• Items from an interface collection
##############################

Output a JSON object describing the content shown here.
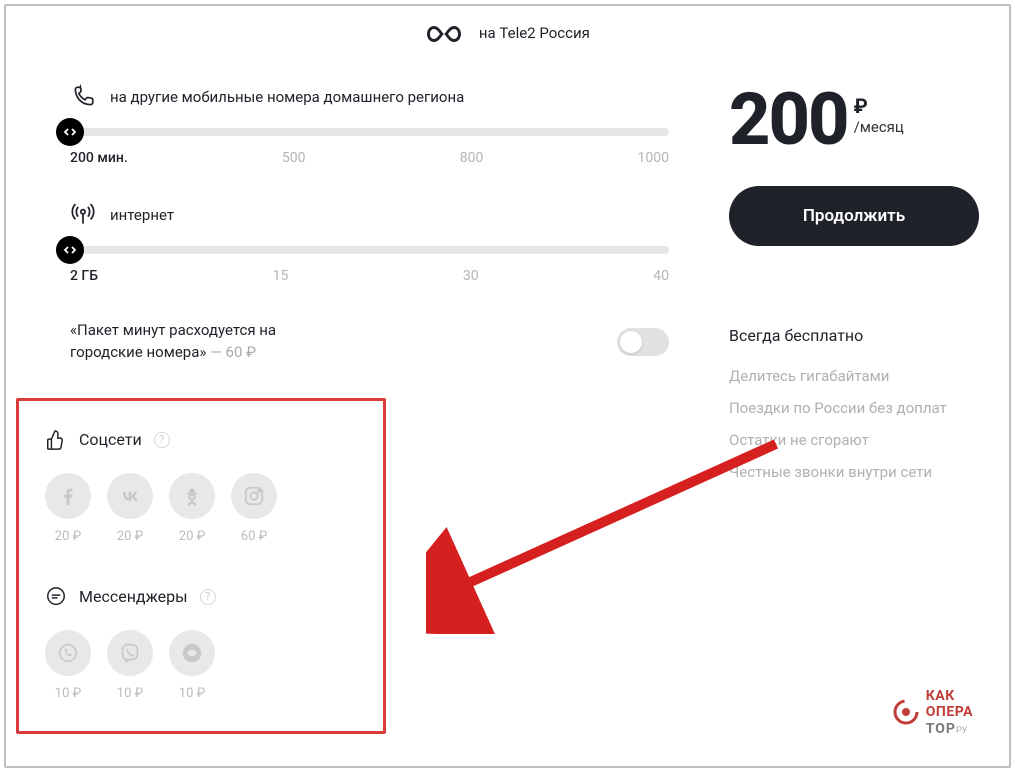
{
  "header": {
    "text": "на Tele2 Россия"
  },
  "sliders": {
    "minutes": {
      "label": "на другие мобильные номера домашнего региона",
      "ticks": [
        "200 мин.",
        "500",
        "800",
        "1000"
      ],
      "active_index": 0
    },
    "internet": {
      "label": "интернет",
      "ticks": [
        "2 ГБ",
        "15",
        "30",
        "40"
      ],
      "active_index": 0
    }
  },
  "city_option": {
    "text": "«Пакет минут расходуется на городские номера»",
    "price": " — 60 ₽"
  },
  "addons": {
    "social": {
      "title": "Соцсети",
      "items": [
        {
          "name": "facebook",
          "price": "20 ₽"
        },
        {
          "name": "vk",
          "price": "20 ₽"
        },
        {
          "name": "ok",
          "price": "20 ₽"
        },
        {
          "name": "instagram",
          "price": "60 ₽"
        }
      ]
    },
    "messengers": {
      "title": "Мессенджеры",
      "items": [
        {
          "name": "whatsapp",
          "price": "10 ₽"
        },
        {
          "name": "viber",
          "price": "10 ₽"
        },
        {
          "name": "tamtam",
          "price": "10 ₽"
        }
      ]
    }
  },
  "summary": {
    "price": "200",
    "currency": "₽",
    "period": "/месяц",
    "cta": "Продолжить",
    "free_title": "Всегда бесплатно",
    "free_items": [
      "Делитесь гигабайтами",
      "Поездки по России без доплат",
      "Остатки не сгорают",
      "Честные звонки внутри сети"
    ]
  },
  "watermark": {
    "l1": "КАК",
    "l2": "ОПЕРА",
    "l3": "ТОР",
    "ru": "РУ"
  }
}
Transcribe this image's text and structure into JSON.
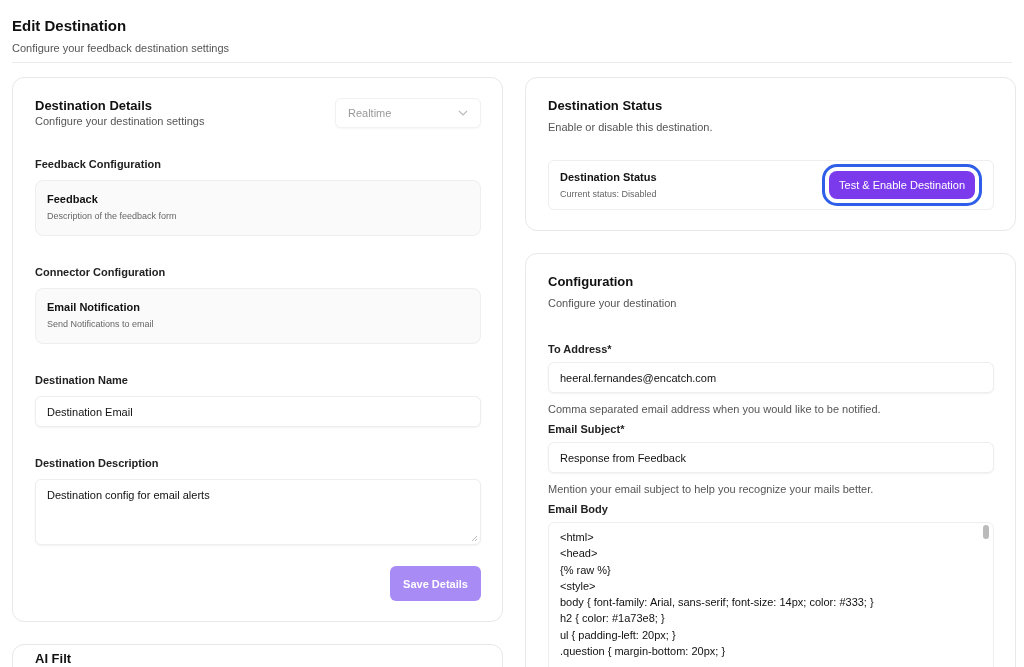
{
  "page": {
    "title": "Edit Destination",
    "subtitle": "Configure your feedback destination settings"
  },
  "details": {
    "title": "Destination Details",
    "subtitle": "Configure your destination settings",
    "mode": {
      "value": "Realtime",
      "disabled": true
    },
    "sections": [
      {
        "kind": "option",
        "label": "Feedback Configuration",
        "title": "Feedback",
        "description": "Description of the feedback form"
      },
      {
        "kind": "option",
        "label": "Connector Configuration",
        "title": "Email Notification",
        "description": "Send Notifications to email"
      },
      {
        "kind": "input",
        "label": "Destination Name",
        "value": "Destination Email"
      },
      {
        "kind": "textarea",
        "label": "Destination Description",
        "value": "Destination config for email alerts"
      }
    ],
    "save": {
      "label": "Save Details",
      "disabled": true
    }
  },
  "next_card": {
    "title": "AI Filt"
  },
  "status": {
    "title": "Destination Status",
    "subtitle": "Enable or disable this destination.",
    "row_title": "Destination Status",
    "row_status": "Current status: Disabled",
    "button": {
      "label": "Test & Enable Destination",
      "focused": true
    }
  },
  "configuration": {
    "title": "Configuration",
    "subtitle": "Configure your destination",
    "fields": [
      {
        "kind": "input",
        "label": "To Address*",
        "value": "heeral.fernandes@encatch.com",
        "help": "Comma separated email address when you would like to be notified."
      },
      {
        "kind": "input",
        "label": "Email Subject*",
        "value": "Response from Feedback",
        "help": "Mention your email subject to help you recognize your mails better."
      },
      {
        "kind": "code",
        "label": "Email Body",
        "value": "<html>\n<head>\n{% raw %}\n<style>\nbody { font-family: Arial, sans-serif; font-size: 14px; color: #333; }\nh2 { color: #1a73e8; }\nul { padding-left: 20px; }\n.question { margin-bottom: 20px; }"
      }
    ]
  }
}
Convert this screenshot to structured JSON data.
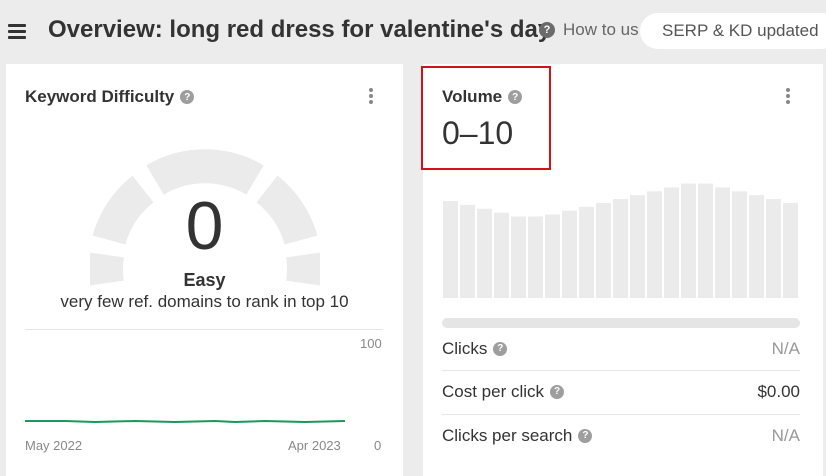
{
  "header": {
    "title": "Overview: long red dress for valentine's day",
    "help_label": "How to us",
    "serp_status": "SERP & KD updated"
  },
  "keyword_difficulty": {
    "title": "Keyword Difficulty",
    "score": "0",
    "level": "Easy",
    "description": "very few ref. domains to rank in top 10",
    "trend": {
      "max_label": "100",
      "min_label": "0",
      "start_label": "May 2022",
      "end_label": "Apr 2023",
      "line_color": "#1a9a5a"
    }
  },
  "volume": {
    "title": "Volume",
    "value": "0–10",
    "highlight_color": "#d0121b",
    "bar_levels": [
      1.0,
      0.96,
      0.92,
      0.88,
      0.84,
      0.84,
      0.86,
      0.9,
      0.94,
      0.98,
      1.02,
      1.06,
      1.1,
      1.14,
      1.18,
      1.18,
      1.14,
      1.1,
      1.06,
      1.02,
      0.98
    ],
    "metrics": [
      {
        "label": "Clicks",
        "value": "N/A"
      },
      {
        "label": "Cost per click",
        "value": "$0.00"
      },
      {
        "label": "Clicks per search",
        "value": "N/A"
      }
    ]
  },
  "icons": {
    "menu": "hamburger-icon",
    "help": "question-icon",
    "more": "kebab-icon"
  }
}
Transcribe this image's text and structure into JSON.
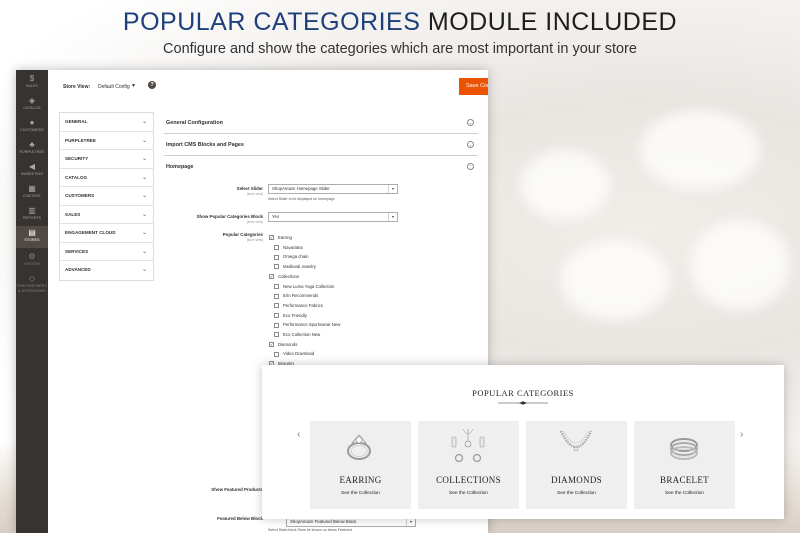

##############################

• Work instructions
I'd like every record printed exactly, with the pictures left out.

• The completed task
Output a JSON object describing the content shown here.
{
  "header": {
    "text": "на Tele2 Россия"
  },
  "sliders": {
    "minutes": {
      "label": "на другие мобильные номера домашнего региона",
      "ticks": [
        "200 мин.",
        "500",
        "800",
        "1000"
      ],
      "active_index": 0
    },
    "internet": {
      "label": "интернет",
      "ticks": [
        "2 ГБ",
        "15",
        "30",
        "40"
      ],
      "active_index": 0
    }
  },
  "city_option": {
    "text": "«Пакет минут расходуется на городские номера»",
    "price": " — 60 ₽"
  },
  "addons": {
    "social": {
      "title": "Соцсети",
      "items": [
        {
          "name": "facebook",
          "price": "20 ₽"
        },
        {
          "name": "vk",
          "price": "20 ₽"
        },
        {
          "name": "ok",
          "price": "20 ₽"
        },
        {
          "name": "instagram",
          "price": "60 ₽"
        }
      ]
    },
    "messengers": {
      "title": "Мессенджеры",
      "items": [
        {
          "name": "whatsapp",
          "price": "10 ₽"
        },
        {
          "name": "viber",
          "price": "10 ₽"
        },
        {
          "name": "tamtam",
          "price": "10 ₽"
        }
      ]
    }
  },
  "summary": {
    "price": "200",
    "currency": "₽",
    "period": "/месяц",
    "cta": "Продолжить",
    "free_title": "Всегда бесплатно",
    "free_items": [
      "Делитесь гигабайтами",
      "Поездки по России без доплат",
      "Остатки не сгорают",
      "Честные звонки внутри сети"
    ]
  },
  "watermark": {
    "l1": "КАК",
    "l2": "ОПЕРА",
    "l3": "ТОР",
    "ru": "РУ"
  }
}
Transcribe this image's text and structure into JSON.
{
  "page": {
    "title": "Edit Destination",
    "subtitle": "Configure your feedback destination settings"
  },
  "details": {
    "title": "Destination Details",
    "subtitle": "Configure your destination settings",
    "mode": {
      "value": "Realtime",
      "disabled": true
    },
    "sections": [
      {
        "kind": "option",
        "label": "Feedback Configuration",
        "title": "Feedback",
        "description": "Description of the feedback form"
      },
      {
        "kind": "option",
        "label": "Connector Configuration",
        "title": "Email Notification",
        "description": "Send Notifications to email"
      },
      {
        "kind": "input",
        "label": "Destination Name",
        "value": "Destination Email"
      },
      {
        "kind": "textarea",
        "label": "Destination Description",
        "value": "Destination config for email alerts"
      }
    ],
    "save": {
      "label": "Save Details",
      "disabled": true
    }
  },
  "next_card": {
    "title": "AI Filt"
  },
  "status": {
    "title": "Destination Status",
    "subtitle": "Enable or disable this destination.",
    "row_title": "Destination Status",
    "row_status": "Current status: Disabled",
    "button": {
      "label": "Test & Enable Destination",
      "focused": true
    }
  },
  "configuration": {
    "title": "Configuration",
    "subtitle": "Configure your destination",
    "fields": [
      {
        "kind": "input",
        "label": "To Address*",
        "value": "heeral.fernandes@encatch.com",
        "help": "Comma separated email address when you would like to be notified."
      },
      {
        "kind": "input",
        "label": "Email Subject*",
        "value": "Response from Feedback",
        "help": "Mention your email subject to help you recognize your mails better."
      },
      {
        "kind": "code",
        "label": "Email Body",
        "value": "<html>\n<head>\n{% raw %}\n<style>\nbody { font-family: Arial, sans-serif; font-size: 14px; color: #333; }\nh2 { color: #1a73e8; }\nul { padding-left: 20px; }\n.question { margin-bottom: 20px; }"
      }
    ]
  }
}
Convert this screenshot to structured JSON data.
{
  "header": {
    "title": "Overview: long red dress for valentine's day",
    "help_label": "How to us",
    "serp_status": "SERP & KD updated"
  },
  "keyword_difficulty": {
    "title": "Keyword Difficulty",
    "score": "0",
    "level": "Easy",
    "description": "very few ref. domains to rank in top 10",
    "trend": {
      "max_label": "100",
      "min_label": "0",
      "start_label": "May 2022",
      "end_label": "Apr 2023",
      "line_color": "#1a9a5a"
    }
  },
  "volume": {
    "title": "Volume",
    "value": "0–10",
    "highlight_color": "#d0121b",
    "bar_levels": [
      1.0,
      0.96,
      0.92,
      0.88,
      0.84,
      0.84,
      0.86,
      0.9,
      0.94,
      0.98,
      1.02,
      1.06,
      1.1,
      1.14,
      1.18,
      1.18,
      1.14,
      1.1,
      1.06,
      1.02,
      0.98
    ],
    "metrics": [
      {
        "label": "Clicks",
        "value": "N/A"
      },
      {
        "label": "Cost per click",
        "value": "$0.00"
      },
      {
        "label": "Clicks per search",
        "value": "N/A"
      }
    ]
  },
  "icons": {
    "menu": "hamburger-icon",
    "help": "question-icon",
    "more": "kebab-icon"
  }
}
Transcribe this image's text and structure into JSON.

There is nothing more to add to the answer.